Tax on UK dividends

What is a dividend? To put it simply, a dividend is money that a limited company pays to its shareholders. Only limited companies can pay dividends; partnerships and sole traders cannot. Many limited companies pay regular…

10 Minute Read

Updated: 07 Feb 2013

What is a dividend?

To put it simply, a dividend is money that a limited company pays to its shareholders. Only limited companies can pay dividends; partnerships and sole traders cannot. Many limited companies pay regular dividends to shareholders on a quarterly basis, and if you have a considerable number of shares, this can certainly add up. Income from such investment is taxable and there are three different rates. Today, SimpleTax will explain the different income tax rates on UK dividends.

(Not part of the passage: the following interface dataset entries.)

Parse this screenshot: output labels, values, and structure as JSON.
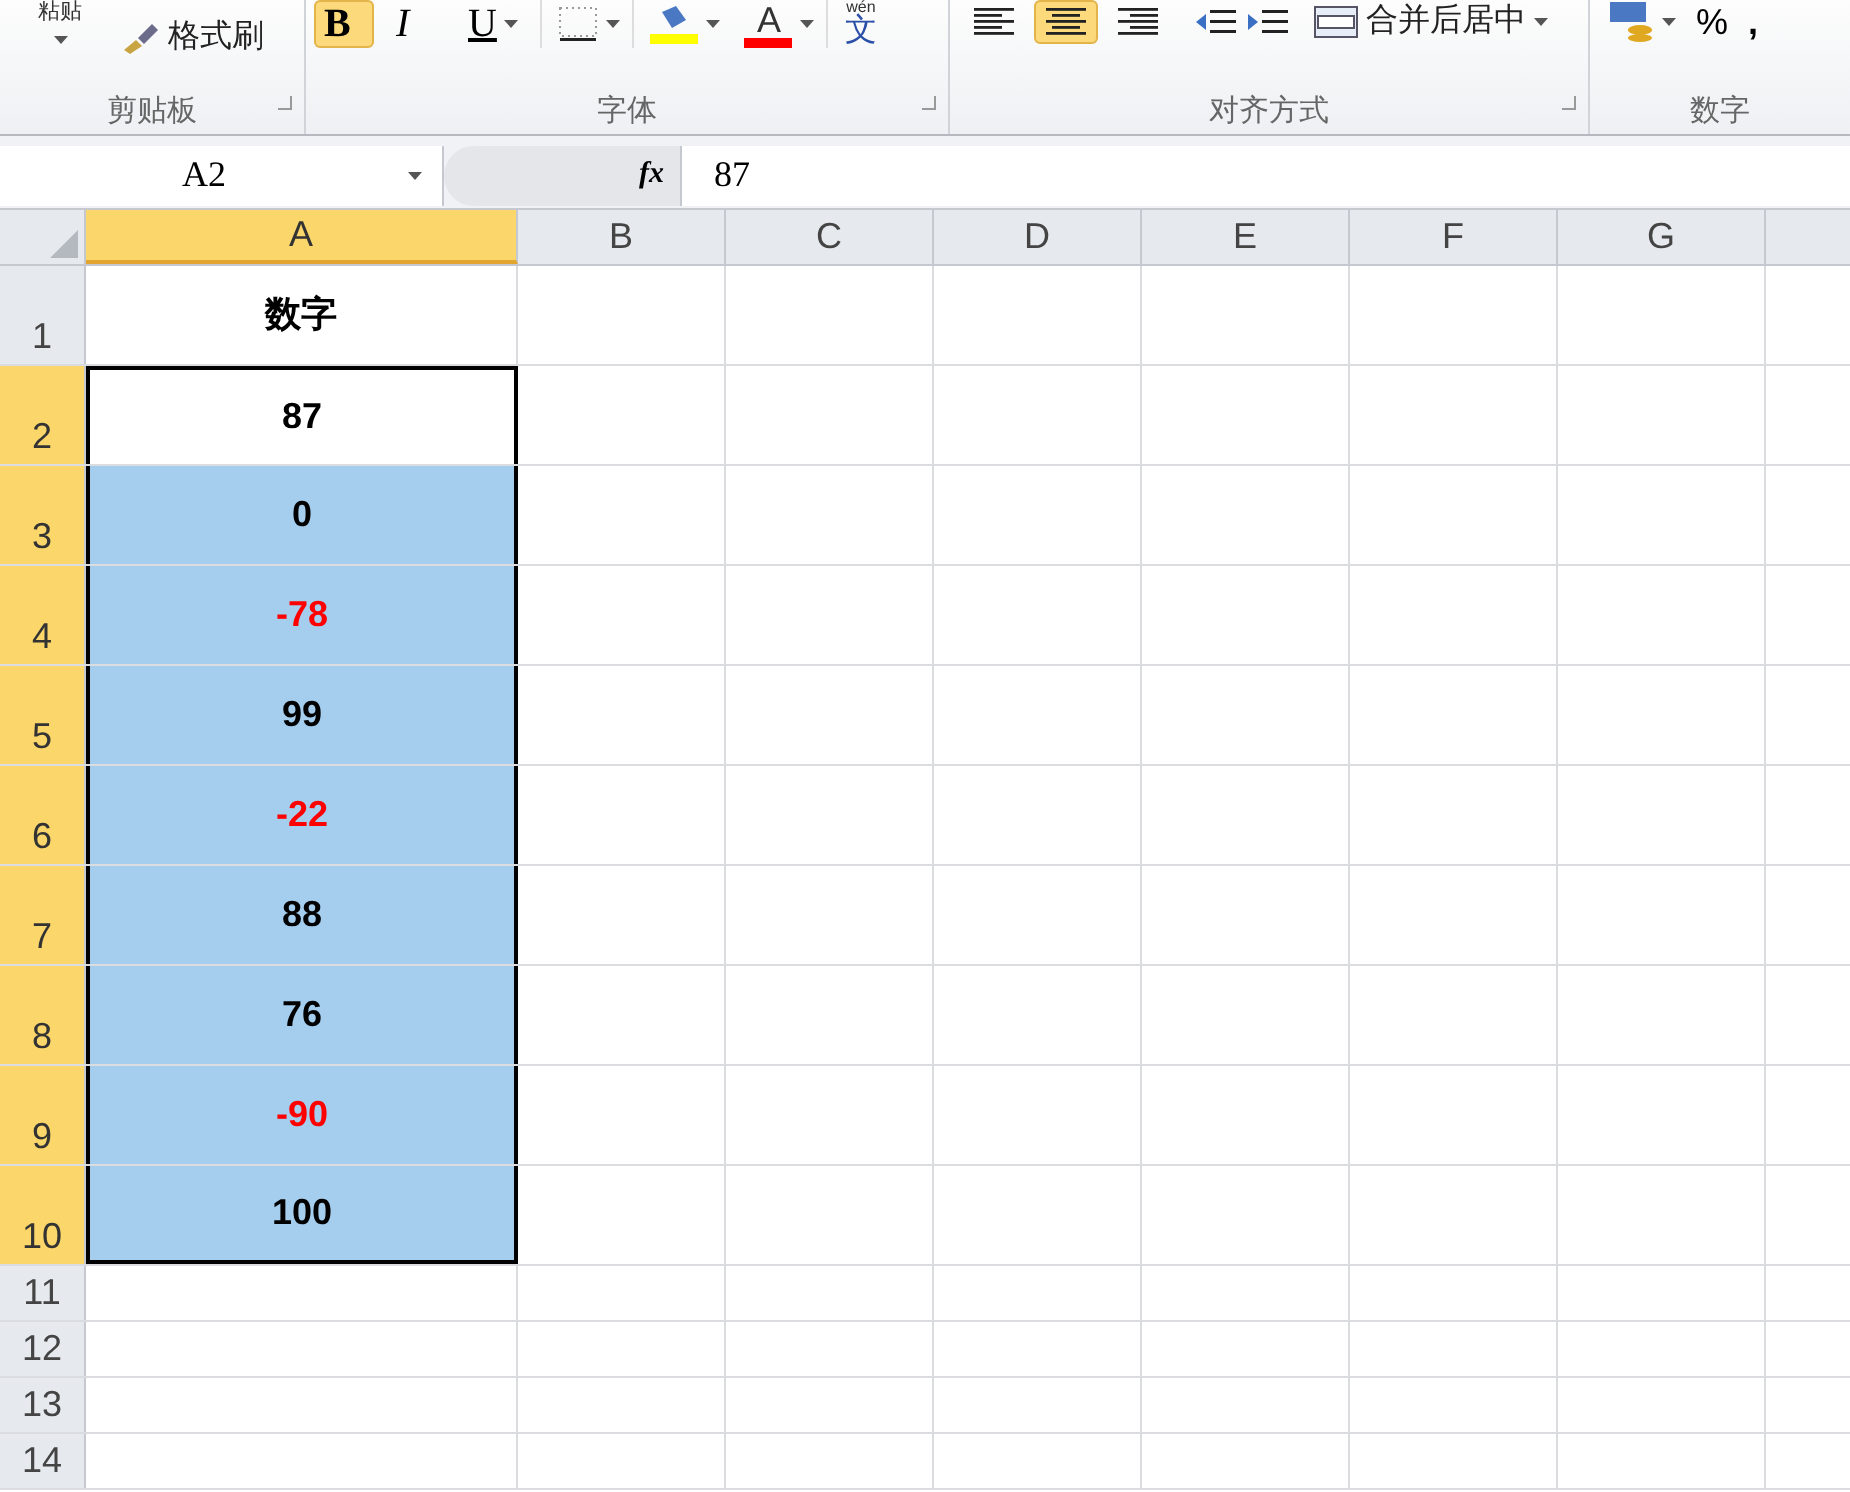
{
  "ribbon": {
    "clipboard": {
      "paste_label": "粘贴",
      "format_painter": "格式刷",
      "group_label": "剪贴板"
    },
    "font": {
      "buttons": [
        {
          "kind": "bold",
          "label": "B",
          "selected": true
        },
        {
          "kind": "italic",
          "label": "I",
          "selected": false
        },
        {
          "kind": "underline",
          "label": "U",
          "selected": false
        }
      ],
      "font_color_label": "A",
      "phonetic_top": "wén",
      "phonetic_label": "文",
      "group_label": "字体"
    },
    "alignment": {
      "buttons": [
        {
          "kind": "left",
          "selected": false
        },
        {
          "kind": "center",
          "selected": true
        },
        {
          "kind": "right",
          "selected": false
        }
      ],
      "merge_label": "合并后居中",
      "group_label": "对齐方式"
    },
    "number": {
      "percent": "%",
      "comma": ",",
      "group_label": "数字"
    }
  },
  "formula_bar": {
    "name_box": "A2",
    "fx": "fx",
    "value": "87"
  },
  "columns": [
    {
      "label": "A",
      "selected": true
    },
    {
      "label": "B",
      "selected": false
    },
    {
      "label": "C",
      "selected": false
    },
    {
      "label": "D",
      "selected": false
    },
    {
      "label": "E",
      "selected": false
    },
    {
      "label": "F",
      "selected": false
    },
    {
      "label": "G",
      "selected": false
    }
  ],
  "rows": [
    {
      "label": "1",
      "selected": false,
      "value": "数字",
      "kind": "header"
    },
    {
      "label": "2",
      "selected": true,
      "value": "87",
      "kind": "active",
      "color": "#000000"
    },
    {
      "label": "3",
      "selected": true,
      "value": "0",
      "kind": "value",
      "color": "#000000"
    },
    {
      "label": "4",
      "selected": true,
      "value": "-78",
      "kind": "value",
      "color": "#ff0000"
    },
    {
      "label": "5",
      "selected": true,
      "value": "99",
      "kind": "value",
      "color": "#000000"
    },
    {
      "label": "6",
      "selected": true,
      "value": "-22",
      "kind": "value",
      "color": "#ff0000"
    },
    {
      "label": "7",
      "selected": true,
      "value": "88",
      "kind": "value",
      "color": "#000000"
    },
    {
      "label": "8",
      "selected": true,
      "value": "76",
      "kind": "value",
      "color": "#000000"
    },
    {
      "label": "9",
      "selected": true,
      "value": "-90",
      "kind": "value",
      "color": "#ff0000"
    },
    {
      "label": "10",
      "selected": true,
      "value": "100",
      "kind": "value",
      "color": "#000000"
    },
    {
      "label": "11",
      "selected": false,
      "kind": "empty"
    },
    {
      "label": "12",
      "selected": false,
      "kind": "empty"
    },
    {
      "label": "13",
      "selected": false,
      "kind": "empty"
    },
    {
      "label": "14",
      "selected": false,
      "kind": "empty"
    }
  ]
}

Different dividend tax rates

Much like regular income there are different income tax rates on UK dividends.  The rate you pay is determined on whether you fall in the basic or higher rate of income tax.

For tax year 2012/2013:

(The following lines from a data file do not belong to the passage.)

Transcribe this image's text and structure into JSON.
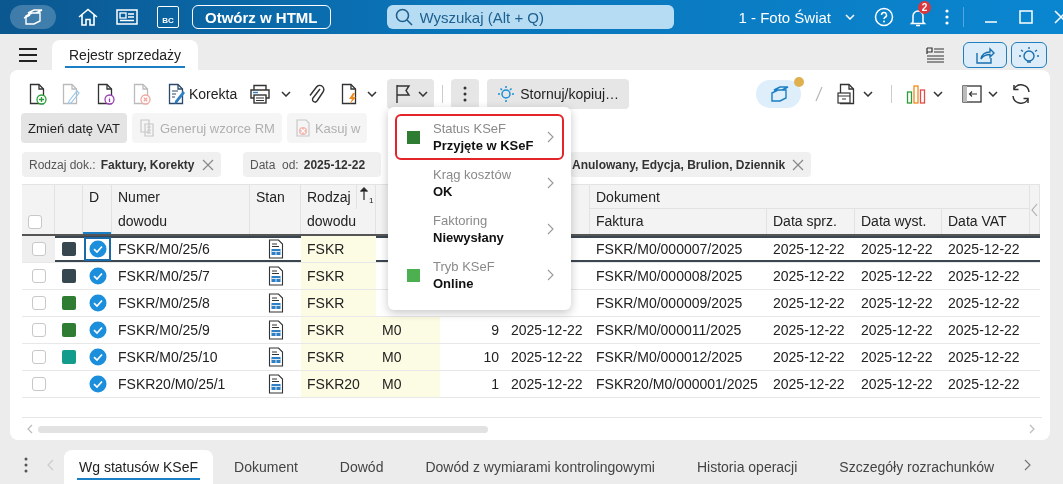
{
  "titlebar": {
    "html_button": "Otwórz w HTML",
    "bc_label": "BC",
    "search": {
      "placeholder": "Wyszukaj (Alt + Q)"
    },
    "company": "1 - Foto Świat",
    "notifications": "2"
  },
  "tabs": [
    {
      "label": "Rejestr sprzedaży",
      "selected": true
    }
  ],
  "toolbar": {
    "correction": "Korekta",
    "flag_menu_open": true,
    "storno": "Stornuj/kopiuj…",
    "sync_pending": true
  },
  "actions": [
    {
      "label": "Zmień datę VAT",
      "disabled": false
    },
    {
      "label": "Generuj wzorce RM",
      "disabled": true
    },
    {
      "label": "Kasuj w",
      "disabled": true
    }
  ],
  "filters": [
    {
      "label": "Rodzaj dok.:",
      "value": "Faktury, Korekty"
    },
    {
      "label": "Data  od:",
      "value": "2025-12-22"
    },
    {
      "value": "Anulowany, Edycja, Brulion, Dziennik"
    }
  ],
  "table": {
    "all_checked": false,
    "header": {
      "d": "D",
      "number": "Numer dowodu",
      "status": "Stan",
      "doc_type": "Rodzaj dowodu",
      "sort_order": "1",
      "group": "Dokument",
      "invoice": "Faktura",
      "sale_date": "Data sprz.",
      "issue_date": "Data wyst.",
      "vat_date": "Data VAT"
    },
    "rows": [
      {
        "checked": false,
        "selected": true,
        "color": "#37474f",
        "confirmed": true,
        "number": "FSKR/M0/25/6",
        "doc_type": "FSKR",
        "invoice": "FSKR/M0/000007/2025",
        "sale_date": "2025-12-22",
        "issue_date": "2025-12-22",
        "vat_date": "2025-12-22"
      },
      {
        "checked": false,
        "selected": false,
        "color": "#37474f",
        "confirmed": true,
        "number": "FSKR/M0/25/7",
        "doc_type": "FSKR",
        "invoice": "FSKR/M0/000008/2025",
        "sale_date": "2025-12-22",
        "issue_date": "2025-12-22",
        "vat_date": "2025-12-22"
      },
      {
        "checked": false,
        "selected": false,
        "color": "#2e7d32",
        "confirmed": true,
        "number": "FSKR/M0/25/8",
        "doc_type": "FSKR",
        "invoice": "FSKR/M0/000009/2025",
        "sale_date": "2025-12-22",
        "issue_date": "2025-12-22",
        "vat_date": "2025-12-22"
      },
      {
        "checked": false,
        "selected": false,
        "color": "#2e7d32",
        "confirmed": true,
        "number": "FSKR/M0/25/9",
        "doc_type": "FSKR",
        "warehouse": "M0",
        "nr": "9",
        "date": "2025-12-22",
        "invoice": "FSKR/M0/000011/2025",
        "sale_date": "2025-12-22",
        "issue_date": "2025-12-22",
        "vat_date": "2025-12-22"
      },
      {
        "checked": false,
        "selected": false,
        "color": "#139b8b",
        "confirmed": true,
        "number": "FSKR/M0/25/10",
        "doc_type": "FSKR",
        "warehouse": "M0",
        "nr": "10",
        "date": "2025-12-22",
        "invoice": "FSKR/M0/000012/2025",
        "sale_date": "2025-12-22",
        "issue_date": "2025-12-22",
        "vat_date": "2025-12-22"
      },
      {
        "checked": false,
        "selected": false,
        "confirmed": true,
        "number": "FSKR20/M0/25/1",
        "doc_type": "FSKR20",
        "warehouse": "M0",
        "nr": "1",
        "date": "2025-12-22",
        "invoice": "FSKR20/M0/000001/2025",
        "sale_date": "2025-12-22",
        "issue_date": "2025-12-22",
        "vat_date": "2025-12-22"
      }
    ]
  },
  "menu": {
    "items": [
      {
        "label": "Status KSeF",
        "value": "Przyjęte w KSeF",
        "color": "#2e7d32",
        "highlighted": true
      },
      {
        "label": "Krąg kosztów",
        "value": "OK",
        "highlighted": false
      },
      {
        "label": "Faktoring",
        "value": "Niewysłany",
        "highlighted": false
      },
      {
        "label": "Tryb KSeF",
        "value": "Online",
        "color": "#4caf50",
        "highlighted": false
      }
    ]
  },
  "bottom_tabs": [
    {
      "label": "Wg statusów KSeF",
      "selected": true
    },
    {
      "label": "Dokument",
      "selected": false
    },
    {
      "label": "Dowód",
      "selected": false
    },
    {
      "label": "Dowód z wymiarami kontrolingowymi",
      "selected": false
    },
    {
      "label": "Historia operacji",
      "selected": false
    },
    {
      "label": "Szczegóły rozrachunków",
      "selected": false
    }
  ]
}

Basic rate taxpayers – Dividend income at or below £34,370 is payable at 10%

Higher rate taxpayers – Dividend income at or below the £150,000 is payable at 32.5%

Additional rate taxpayers – Dividend income above £150,000 is payable at 42.5%

 

Dividend tax credit

Because limited companies pay dividends from company profit, dividend income IS taxable. This is where the dividend tax credit comes into play. The dividend tax credit is available to shareholders to offset the tax charge due on their dividend income.

Dividends are paid at 90% (1/9) of the amount you actually receive as a shareholder. The remaining 10% is tax credit.

So, here’s how it works:

Basic rate – For basic rate taxpayers, you have no tax to pay! This is because the tax liability is the same as the tax credit (both 10%), so the entire tax is satisfied by the tax credit.

For example:

Income – £1000

Tax (10%) – £100

Tax credit (10%) – £100

Tax payable – £0

 

Higher rate – If you fall into the higher rate, then you have to pay 32.5% on dividend income, of which you receive a 10% tax credit. In practice, the higher rate has an additional tax liability to account for, amounting to 22.5% of the gross dividend.

Income – £1000

Tax (32.5%) – £325

Tax credit (10%) – £100

Tax payable – £225

 

Additional rate – If you fall in the additional rate, you pay 42.5% on dividend income, of which you receive, a 10% tax credit. In practice, the additional rate has an additional tax liability to account for, amounting to 32.5% of the gross dividend.

Income – £1000

Tax (42.5%) – £425

Tax credit (10%) – £100

Tax payable – £325

If you receive dividend income, whether you pay tax or not, you must declare dividend income each year via self-assessment. But don’t worry, SimpleTax is here to make things extra easy. Take the hassle-free route to filing your taxes; Go SimpleTax 

 

Need a simple Tax Guide? Click here.

 

Trusted by over 10,000 subscribers

You don't need to be an expert to complete your self assessment tax return.

Get Started

How GoSimpleTax Works

01.
Register

Simply register for free with your full name and email address.

02.
Select Your Income

Select the income you receive and follow the hints and tips for potential tax savings.

03.
Validate Your Information

Validate your personal information and submit directly to HMRC to get confirmation in just seconds.

frequently asked questions

Work Anywhere, With Any Device

Gone are the days of fretting over a calculator surrounded by scraps of paper at the eleventh hour.

GoSimpleTax’s tax return software uses the information you upload in real time to calculate your income and expenditure, working out the tax you owe and sending you helpful notifications when there’s the possibility of a mistake.

Get Started

"The software is intuitive and proved very easy to navigate. I found the whole process refreshingly simple. I saved a lot of money too!"

Steve J.

Ordained Presbyter

"Easy to use and value for money. Everything you need to do your tax."

Gordon J.

Self Employed

"It fills in all the forms and sends them to the Inland Revenue. Not expensive either. Takes the stress out of doing your tax return online."

Ross G.

Team Rector

Get Started